KeywordsRefugees Mental health Disordered gambling Trauma exposure
We thank the RAND Survey Research team: Judy Perlman, MA, Can Du, MA, and Crystal Kollross, MS, for their assistance with data collection. We also thank Katrin Hambarsoomians, MS, for her assistance with data analysis. We gratefully acknowledge the contribution of our interviewers and community advisors to the success of this research. We are also indebted to the research participants for their generosity. This research was supported by grants from the National Institute of Mental Health (R01MH5955) and the National Institute of Alcoholism and Alcohol Abuse (R01AA13818). The views expressed in this manuscript are those of the authors and do not necessarily reflect the opinions of our funders or the RAND Corporation.
- 9.Tse S, Wong J, Kim H. A public health approach for Asian people with problem gambling in foreign countries. J Gambl Issues 2004;12:1–15.Google Scholar
- 11.Gerstein DR, Hoffman J, Larison C, Engelman L, Murphy S, Palmer A, et al. Gambling impact and behavior study: report to the National Gambling Impact Study Commission. Chicago, IL: National Opinion Research Center at the University of Chicago; 1999.Google Scholar
- 13.Allden K, Ceric I, Kapetanovic A, Lavelle J, Loga S, Mathias M, et al. Harvard Trauma Manual: Bosnian-Herzegovina Version. Cambridge, MA: Harvard Program for Refugee Trauma, Harvard Medical School; 1998. Available in English and Bosnian.Google Scholar
- 14.Harvard Program in Refugee Trauma. Harvard Trauma Questionnaire. Retrieved May 5, 2007 at http://www.hprt-cambridge.org/Layer3.asp?page_id=19.

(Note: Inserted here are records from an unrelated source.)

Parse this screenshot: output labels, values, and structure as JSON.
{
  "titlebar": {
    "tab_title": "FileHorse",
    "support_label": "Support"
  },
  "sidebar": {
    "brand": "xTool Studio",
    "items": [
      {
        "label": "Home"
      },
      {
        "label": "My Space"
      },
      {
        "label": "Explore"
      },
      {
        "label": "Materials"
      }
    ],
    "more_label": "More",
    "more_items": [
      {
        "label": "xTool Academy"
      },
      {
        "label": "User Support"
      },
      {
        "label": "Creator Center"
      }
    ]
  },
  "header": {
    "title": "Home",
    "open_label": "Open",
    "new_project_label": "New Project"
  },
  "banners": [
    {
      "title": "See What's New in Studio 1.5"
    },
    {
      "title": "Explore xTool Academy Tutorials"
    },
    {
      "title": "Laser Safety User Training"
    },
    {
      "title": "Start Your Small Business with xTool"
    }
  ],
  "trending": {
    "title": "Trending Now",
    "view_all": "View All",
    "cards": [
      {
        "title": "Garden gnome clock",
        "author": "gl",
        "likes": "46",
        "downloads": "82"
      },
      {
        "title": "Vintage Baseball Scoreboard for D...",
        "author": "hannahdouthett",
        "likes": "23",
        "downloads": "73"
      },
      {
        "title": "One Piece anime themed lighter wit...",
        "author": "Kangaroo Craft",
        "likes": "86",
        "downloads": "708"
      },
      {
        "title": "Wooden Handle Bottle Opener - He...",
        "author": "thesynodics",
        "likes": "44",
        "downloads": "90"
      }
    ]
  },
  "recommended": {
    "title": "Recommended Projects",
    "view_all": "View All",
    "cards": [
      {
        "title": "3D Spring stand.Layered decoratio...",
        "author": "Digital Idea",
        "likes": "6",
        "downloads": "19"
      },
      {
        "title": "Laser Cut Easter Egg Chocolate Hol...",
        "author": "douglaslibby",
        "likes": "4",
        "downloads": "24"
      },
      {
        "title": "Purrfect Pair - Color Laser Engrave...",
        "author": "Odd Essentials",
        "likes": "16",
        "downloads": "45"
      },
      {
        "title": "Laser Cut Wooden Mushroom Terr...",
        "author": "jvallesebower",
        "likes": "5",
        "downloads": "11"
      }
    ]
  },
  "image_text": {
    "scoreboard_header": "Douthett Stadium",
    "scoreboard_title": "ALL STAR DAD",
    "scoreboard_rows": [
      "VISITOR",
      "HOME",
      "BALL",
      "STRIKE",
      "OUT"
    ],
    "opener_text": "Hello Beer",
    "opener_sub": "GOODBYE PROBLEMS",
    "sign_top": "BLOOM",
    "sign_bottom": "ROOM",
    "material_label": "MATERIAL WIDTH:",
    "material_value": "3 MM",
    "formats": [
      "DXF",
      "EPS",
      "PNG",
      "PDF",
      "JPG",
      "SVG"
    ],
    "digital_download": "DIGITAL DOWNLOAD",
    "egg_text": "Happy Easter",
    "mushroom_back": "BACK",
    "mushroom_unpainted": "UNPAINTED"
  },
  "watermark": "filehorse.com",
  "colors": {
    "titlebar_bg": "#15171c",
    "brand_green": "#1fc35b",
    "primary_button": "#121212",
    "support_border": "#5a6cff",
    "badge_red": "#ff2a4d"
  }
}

- 18.Moore TL. The prevalence of disordered gambling among adults in Oregon: a replication study. Portland, OR: Oregon Gambling Addiction Treatment Foundation; 2006. Retrieved June, 2007 at http://www.gamblingaddiction.org/PREV2006/ogatfprevalencestudy2006_072506.pdf.
- 19.Volberg RA. Gambling and problem gambling in Arizona. Report to the Arizona Lottery; 2003. Retrieved June 14, 2007 at http://www.problemgambling.az.gov/prevalencestudy.pdf.